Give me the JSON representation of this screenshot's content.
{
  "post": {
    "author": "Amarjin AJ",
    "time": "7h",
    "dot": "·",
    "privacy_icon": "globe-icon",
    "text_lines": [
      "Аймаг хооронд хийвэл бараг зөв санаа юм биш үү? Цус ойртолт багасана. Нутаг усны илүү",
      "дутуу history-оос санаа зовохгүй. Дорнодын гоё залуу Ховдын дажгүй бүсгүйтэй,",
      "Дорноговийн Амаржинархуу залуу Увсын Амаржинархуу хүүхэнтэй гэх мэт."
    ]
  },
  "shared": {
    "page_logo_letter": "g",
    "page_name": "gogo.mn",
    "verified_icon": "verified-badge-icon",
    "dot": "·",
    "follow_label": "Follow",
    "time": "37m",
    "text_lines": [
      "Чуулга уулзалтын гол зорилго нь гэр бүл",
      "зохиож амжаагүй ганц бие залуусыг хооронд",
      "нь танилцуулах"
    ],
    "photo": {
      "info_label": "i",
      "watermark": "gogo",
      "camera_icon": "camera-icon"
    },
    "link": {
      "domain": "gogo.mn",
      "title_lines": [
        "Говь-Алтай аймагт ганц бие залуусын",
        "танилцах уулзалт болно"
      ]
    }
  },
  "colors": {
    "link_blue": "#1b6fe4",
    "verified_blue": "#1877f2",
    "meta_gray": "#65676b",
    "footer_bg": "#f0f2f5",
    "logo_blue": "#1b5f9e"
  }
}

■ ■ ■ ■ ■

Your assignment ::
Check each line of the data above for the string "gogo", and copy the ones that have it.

Result of the exercise ::
    "page_name": "gogo.mn",
      "watermark": "gogo",
      "domain": "gogo.mn",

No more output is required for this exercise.